*** Supplied information Section Begins ***

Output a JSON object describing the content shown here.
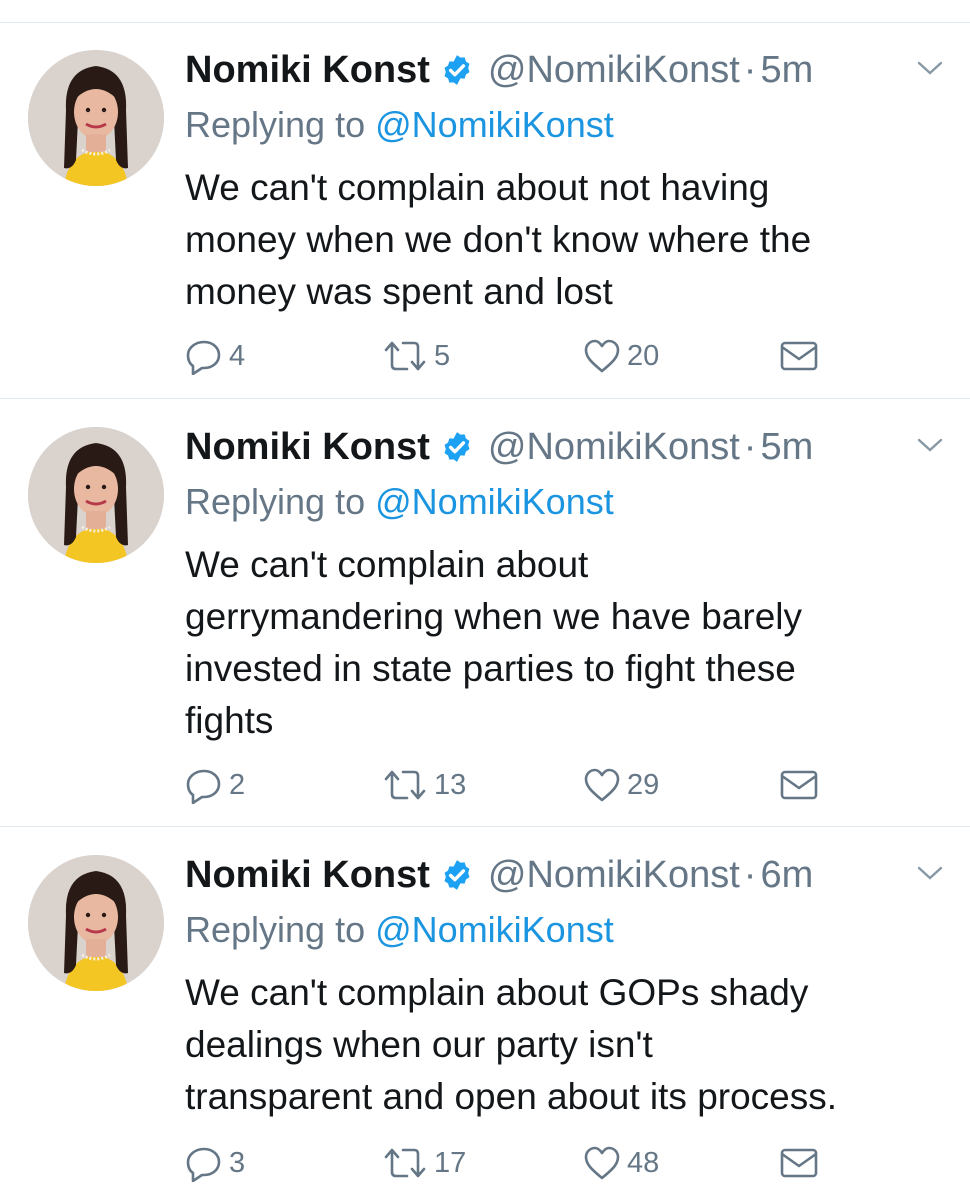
{
  "colors": {
    "text": "#14171a",
    "secondary": "#657786",
    "link": "#1b95e0",
    "verified": "#1da1f2",
    "divider": "#e1e8ed"
  },
  "tweets": [
    {
      "name": "Nomiki Konst",
      "handle": "@NomikiKonst",
      "separator": "·",
      "time": "5m",
      "replying_prefix": "Replying to",
      "replying_handle": "@NomikiKonst",
      "lines": [
        "We can't complain about not having",
        "money when we don't know where the",
        "money was spent and lost"
      ],
      "replies": "4",
      "retweets": "5",
      "likes": "20",
      "icons": [
        "reply-icon",
        "retweet-icon",
        "like-icon",
        "message-icon"
      ]
    },
    {
      "name": "Nomiki Konst",
      "handle": "@NomikiKonst",
      "separator": "·",
      "time": "5m",
      "replying_prefix": "Replying to",
      "replying_handle": "@NomikiKonst",
      "lines": [
        "We can't complain about",
        "gerrymandering when we have barely",
        "invested in state parties to fight these",
        "fights"
      ],
      "replies": "2",
      "retweets": "13",
      "likes": "29",
      "icons": [
        "reply-icon",
        "retweet-icon",
        "like-icon",
        "message-icon"
      ]
    },
    {
      "name": "Nomiki Konst",
      "handle": "@NomikiKonst",
      "separator": "·",
      "time": "6m",
      "replying_prefix": "Replying to",
      "replying_handle": "@NomikiKonst",
      "lines": [
        "We can't complain about GOPs shady",
        "dealings when our party isn't",
        "transparent and open about its process."
      ],
      "replies": "3",
      "retweets": "17",
      "likes": "48",
      "icons": [
        "reply-icon",
        "retweet-icon",
        "like-icon",
        "message-icon"
      ]
    }
  ]
}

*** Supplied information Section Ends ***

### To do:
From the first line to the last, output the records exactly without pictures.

### Response below:
Output a JSON object describing the content shown here.
{
  "colors": {
    "text": "#14171a",
    "secondary": "#657786",
    "link": "#1b95e0",
    "verified": "#1da1f2",
    "divider": "#e1e8ed"
  },
  "tweets": [
    {
      "name": "Nomiki Konst",
      "handle": "@NomikiKonst",
      "separator": "·",
      "time": "5m",
      "replying_prefix": "Replying to",
      "replying_handle": "@NomikiKonst",
      "lines": [
        "We can't complain about not having",
        "money when we don't know where the",
        "money was spent and lost"
      ],
      "replies": "4",
      "retweets": "5",
      "likes": "20",
      "icons": [
        "reply-icon",
        "retweet-icon",
        "like-icon",
        "message-icon"
      ]
    },
    {
      "name": "Nomiki Konst",
      "handle": "@NomikiKonst",
      "separator": "·",
      "time": "5m",
      "replying_prefix": "Replying to",
      "replying_handle": "@NomikiKonst",
      "lines": [
        "We can't complain about",
        "gerrymandering when we have barely",
        "invested in state parties to fight these",
        "fights"
      ],
      "replies": "2",
      "retweets": "13",
      "likes": "29",
      "icons": [
        "reply-icon",
        "retweet-icon",
        "like-icon",
        "message-icon"
      ]
    },
    {
      "name": "Nomiki Konst",
      "handle": "@NomikiKonst",
      "separator": "·",
      "time": "6m",
      "replying_prefix": "Replying to",
      "replying_handle": "@NomikiKonst",
      "lines": [
        "We can't complain about GOPs shady",
        "dealings when our party isn't",
        "transparent and open about its process."
      ],
      "replies": "3",
      "retweets": "17",
      "likes": "48",
      "icons": [
        "reply-icon",
        "retweet-icon",
        "like-icon",
        "message-icon"
      ]
    }
  ]
}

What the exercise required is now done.